The other day I was made aware of a movie called “Into Great Silence.” It is a documentary film directed by Phillip Groning which portrays the lives of the Carthusian Monks of the Grande Charteuse Monastery high in the French Alps. It’s known to be one of the most austere monasteries. I imagine that many people might be bored out of their minds by this movie, as it definitely takes one “into great silence,” as its title suggests. The movie is around two and a half hours long and most of it is silence. It simply shows the monks in their day to day lives – without offering commentary or explanation. These monks do not talk, except when they are in common prayer and once a week after a meal on Sundays. So it’s quiet! Disturbingly so! Yet, . . . Refreshingly so. Talk about counter-cultural!

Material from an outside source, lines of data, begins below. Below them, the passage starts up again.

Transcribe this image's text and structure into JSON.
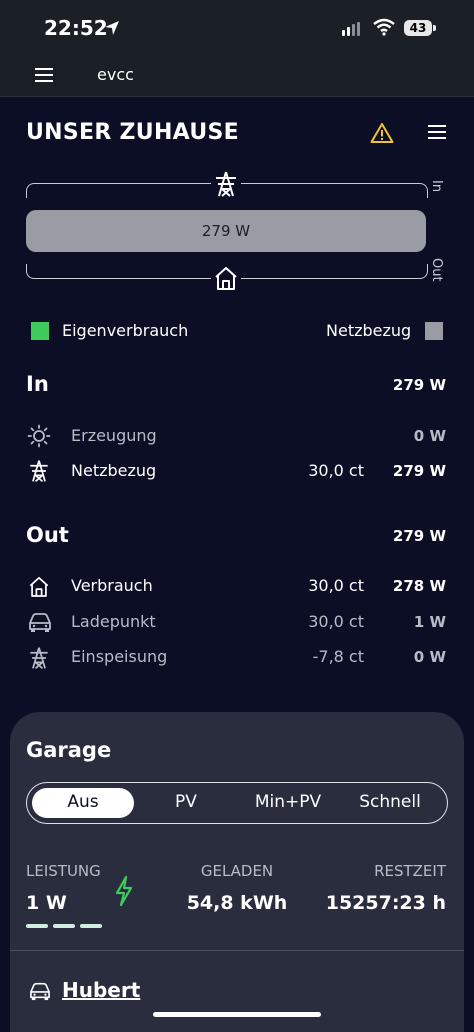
{
  "status_bar": {
    "time": "22:52",
    "battery": "43"
  },
  "app_bar": {
    "title": "evcc"
  },
  "site": {
    "title": "UNSER ZUHAUSE"
  },
  "flow": {
    "bar_value": "279 W",
    "in_label": "In",
    "out_label": "Out"
  },
  "legend": {
    "self_consumption": "Eigenverbrauch",
    "grid_import": "Netzbezug",
    "self_color": "#3ecb5a",
    "grid_color": "#9a9ca4"
  },
  "in_section": {
    "title": "In",
    "total": "279 W",
    "rows": [
      {
        "icon": "sun-icon",
        "label": "Erzeugung",
        "price": "",
        "value": "0 W",
        "active": false
      },
      {
        "icon": "power-tower-icon",
        "label": "Netzbezug",
        "price": "30,0 ct",
        "value": "279 W",
        "active": true
      }
    ]
  },
  "out_section": {
    "title": "Out",
    "total": "279 W",
    "rows": [
      {
        "icon": "house-icon",
        "label": "Verbrauch",
        "price": "30,0 ct",
        "value": "278 W",
        "active": true
      },
      {
        "icon": "car-icon",
        "label": "Ladepunkt",
        "price": "30,0 ct",
        "value": "1 W",
        "active": false
      },
      {
        "icon": "power-tower-icon",
        "label": "Einspeisung",
        "price": "-7,8 ct",
        "value": "0 W",
        "active": false
      }
    ]
  },
  "garage": {
    "title": "Garage",
    "modes": [
      "Aus",
      "PV",
      "Min+PV",
      "Schnell"
    ],
    "selected_mode": "Aus",
    "power_label": "LEISTUNG",
    "power_value": "1 W",
    "charged_label": "GELADEN",
    "charged_value": "54,8 kWh",
    "remaining_label": "RESTZEIT",
    "remaining_value": "15257:23 h",
    "vehicle": "Hubert",
    "accent": "#3ecb5a"
  }
}
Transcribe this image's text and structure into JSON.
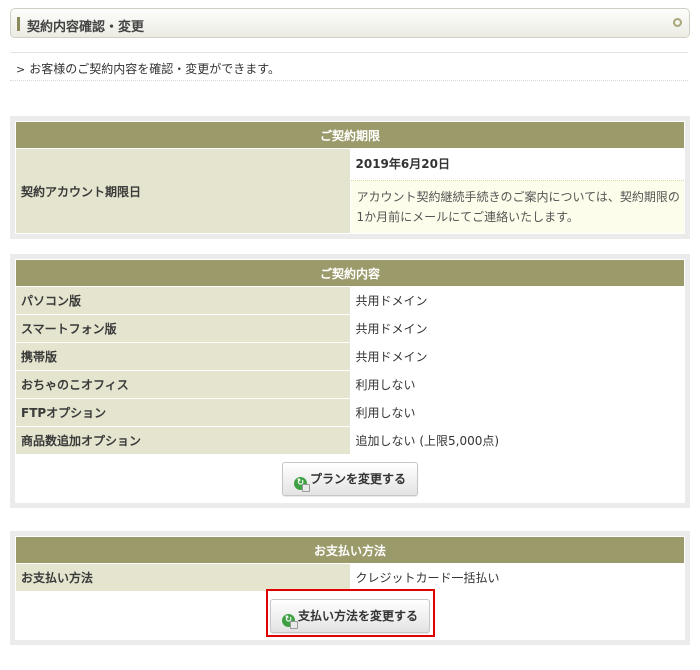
{
  "header": {
    "title": "契約内容確認・変更"
  },
  "intro": {
    "arrow": ">",
    "text": "お客様のご契約内容を確認・変更ができます。"
  },
  "contract_period": {
    "heading": "ご契約期限",
    "label": "契約アカウント期限日",
    "date": "2019年6月20日",
    "note": "アカウント契約継続手続きのご案内については、契約期限の1か月前にメールにてご連絡いたします。"
  },
  "contract_details": {
    "heading": "ご契約内容",
    "rows": [
      {
        "label": "パソコン版",
        "value": "共用ドメイン"
      },
      {
        "label": "スマートフォン版",
        "value": "共用ドメイン"
      },
      {
        "label": "携帯版",
        "value": "共用ドメイン"
      },
      {
        "label": "おちゃのこオフィス",
        "value": "利用しない"
      },
      {
        "label": "FTPオプション",
        "value": "利用しない"
      },
      {
        "label": "商品数追加オプション",
        "value": "追加しない (上限5,000点)"
      }
    ],
    "button_label": "プランを変更する"
  },
  "payment": {
    "heading": "お支払い方法",
    "label": "お支払い方法",
    "value": "クレジットカード一括払い",
    "button_label": "支払い方法を変更する"
  },
  "colors": {
    "section_header": "#9b9a6a",
    "label_cell": "#e5e5cf",
    "highlight": "#e00000"
  },
  "icons": {
    "button_icon": "change-arrow-icon"
  }
}
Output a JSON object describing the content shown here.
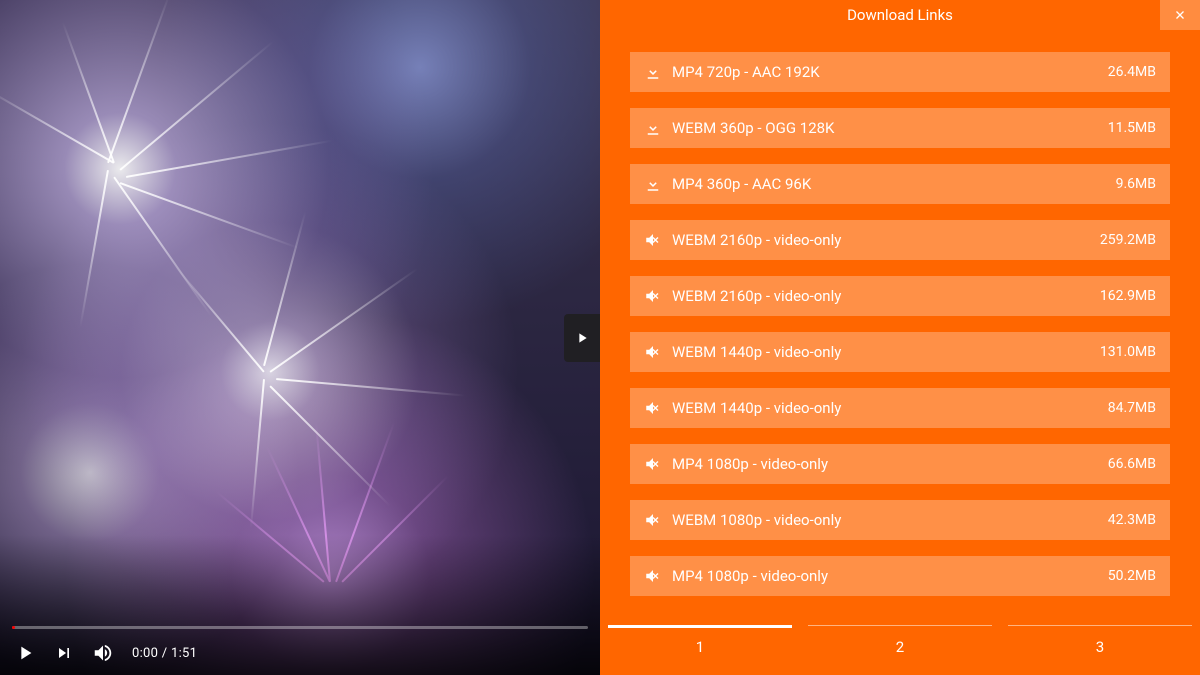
{
  "panel": {
    "title": "Download Links",
    "close_name": "close-icon"
  },
  "player": {
    "current_time": "0:00",
    "duration": "1:51",
    "time_display": "0:00 / 1:51",
    "progress_pct": 0.5
  },
  "downloads": [
    {
      "icon": "download-icon",
      "label": "MP4 720p - AAC 192K",
      "size": "26.4MB"
    },
    {
      "icon": "download-icon",
      "label": "WEBM 360p - OGG 128K",
      "size": "11.5MB"
    },
    {
      "icon": "download-icon",
      "label": "MP4 360p - AAC 96K",
      "size": "9.6MB"
    },
    {
      "icon": "muted-icon",
      "label": "WEBM 2160p - video-only",
      "size": "259.2MB"
    },
    {
      "icon": "muted-icon",
      "label": "WEBM 2160p - video-only",
      "size": "162.9MB"
    },
    {
      "icon": "muted-icon",
      "label": "WEBM 1440p - video-only",
      "size": "131.0MB"
    },
    {
      "icon": "muted-icon",
      "label": "WEBM 1440p - video-only",
      "size": "84.7MB"
    },
    {
      "icon": "muted-icon",
      "label": "MP4 1080p - video-only",
      "size": "66.6MB"
    },
    {
      "icon": "muted-icon",
      "label": "WEBM 1080p - video-only",
      "size": "42.3MB"
    },
    {
      "icon": "muted-icon",
      "label": "MP4 1080p - video-only",
      "size": "50.2MB"
    }
  ],
  "pager": {
    "pages": [
      "1",
      "2",
      "3"
    ],
    "active_index": 0
  }
}
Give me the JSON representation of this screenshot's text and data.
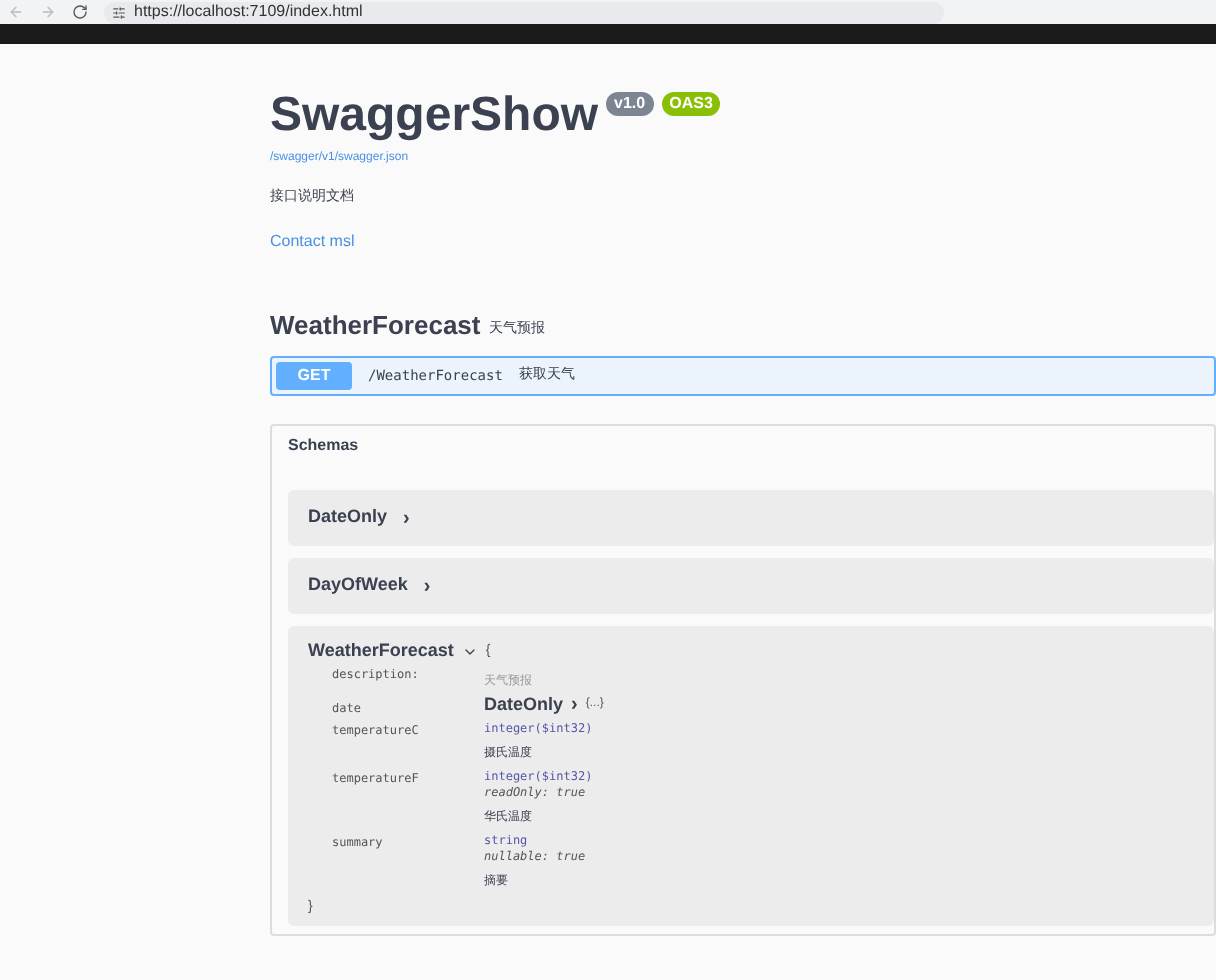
{
  "browser": {
    "url": "https://localhost:7109/index.html"
  },
  "info": {
    "title": "SwaggerShow",
    "version": "v1.0",
    "oas": "OAS3",
    "spec_link": "/swagger/v1/swagger.json",
    "description": "接口说明文档",
    "contact": "Contact msl"
  },
  "tag": {
    "name": "WeatherForecast",
    "description": "天气预报"
  },
  "operation": {
    "method": "GET",
    "path": "/WeatherForecast",
    "summary": "获取天气"
  },
  "schemas": {
    "title": "Schemas",
    "collapsed": [
      {
        "name": "DateOnly",
        "chevron": "›"
      },
      {
        "name": "DayOfWeek",
        "chevron": "›"
      }
    ],
    "expanded": {
      "name": "WeatherForecast",
      "open_brace": "{",
      "close_brace": "}",
      "description_label": "description:",
      "description": "天气预报",
      "properties": [
        {
          "name": "date",
          "kind": "ref",
          "ref": "DateOnly",
          "ref_chevron": "›",
          "ellipsis": "{...}"
        },
        {
          "name": "temperatureC",
          "kind": "type",
          "type": "integer($int32)",
          "desc": "摄氏温度"
        },
        {
          "name": "temperatureF",
          "kind": "type",
          "type": "integer($int32)",
          "extra": "readOnly: true",
          "desc": "华氏温度"
        },
        {
          "name": "summary",
          "kind": "type",
          "type": "string",
          "extra": "nullable: true",
          "desc": "摘要"
        }
      ]
    }
  }
}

After watching this movie I wondered how much we may all be seduced away from the silence by the incessant, and sometimes, unnoticeable noise all around us. I wonder if all the noise that surrounds us, or that we choose to be surrounded by – lulls us into a dull sense of living, and ultimately – in our society – a crisis of meaning.
When I enter into the silence, which is initially disturbing, I am lead to a greater sense of myself, a more peaceful place and, in the process, I become a more compassionate presence in the world. It is nothing short of hard work to stay with silence, but I am becoming more and more conscious of the tremendous difference it makes in my life and work. I feel as if I am slowly being seduced by it. In entering the silence I give up control to a Higher Power, which is initially disturbing. But now I am intrigued by it, curious and interested to see what happens. And something is happening. I don’t quite know what it is, but I know it’s good.
“They that hope in God will renew their strength, they will soar as with eagles’ wings; they will run and not grow weary, walk and not grow faint.”
Tired of trying to do it all yourself?
When I look back on my life I see that I am most happy when I have surrendered to a Power greater than myself, when I have stopped trying to control my life or someone else’s. I quickly get insane when I try to control or when I cling to another. When I let go and allow a Power greater than myself to take care of that person I’m worried about, or those things within my own life about which I’m concerned, then life takes on a much more peaceful feel.
So how can I let go? How can I surrender? Ask this Power to direct my thinking. Talk out my actions and motivations with trusted people. Then simply just put one foot in front of the other and do the next right thing. That usually does it for me.
It is when I am doing these things that my energy begins to increase and I find myself a much happier person, running and not growing weary!
This morning I was reading a bit of Marianne Williamson’s book A Return to Love: Reflections on the Principles of A Course in Miracles, which a friend recently gave me. I was reading a section on surrender and I came across a teaching on how to pray, how to ask for what we want. It really struck me. This is what she says: “Instead of, ‘Dear God, please let us fall in love, or please give me this job,’ we say ‘Dear God, my desire, my priority is inner peace. I want the experience of love. I don’t know what would bring that to me. I leave the results of this situation in your hands. I trust your will. May your will be done. Amen.’”
Do you feel the sense of surrender in such a prayer? It’s almost a relief. Instead of asking for this and that, which entails clinging to this or that, the “desire,” the “priority” is living in peace and love – period. How it happens is given to the Universe to work out.
What a great teaching to have in our mind when we have a choice to make. In anything that we do, we could ask the question: “Is what I’m about to do going to help faciliate living in peace and love?” Or is it just immediate gratification?
This morning as I meditated I felt a sense of surrender. My thoughts and my prayer were not centered so much in what I want or need, but in how I could be an expression of the Divine.
So often our prayer can be about what we want or need in life. Ultimately we are an expression of the Eternal or Unmanifested spoken into form. If I am an expression of the Divine, perhaps my emphasis in prayer should be more on how the Divine wants to express itself in my life, rather than how and what I (read – the ego) want the Divine to do in and for me.
It feels good to surrender, to be taken, to allow oneself to enter an adventure – to walk into the unknown, to be lead. There is a sense of ease about surrender. Instead of the work involved in trying to arrange my life as I want it, there is an ease about surrendering and allowing myself to be lead.
The synchronicity of things amazes me sometimes. Just as this sense of surrender was emerging from within, I read this passage in my morning prayer: “We must let ourselves be plowed so that the furrows of our person become deeper and deeper, so that our earth becomes softer and softer” (Jean-Marie Howe, Cistercian Monastic Life/Vows: A Vision, p. 367). Perhaps it is in surrender that I become a softer person and, conversely, perhaps its in running and trying to arrange it all myself that I become hardened.
Perhaps today we could think more about what the Divine wants to do in us, rather than what we want out of the Divine.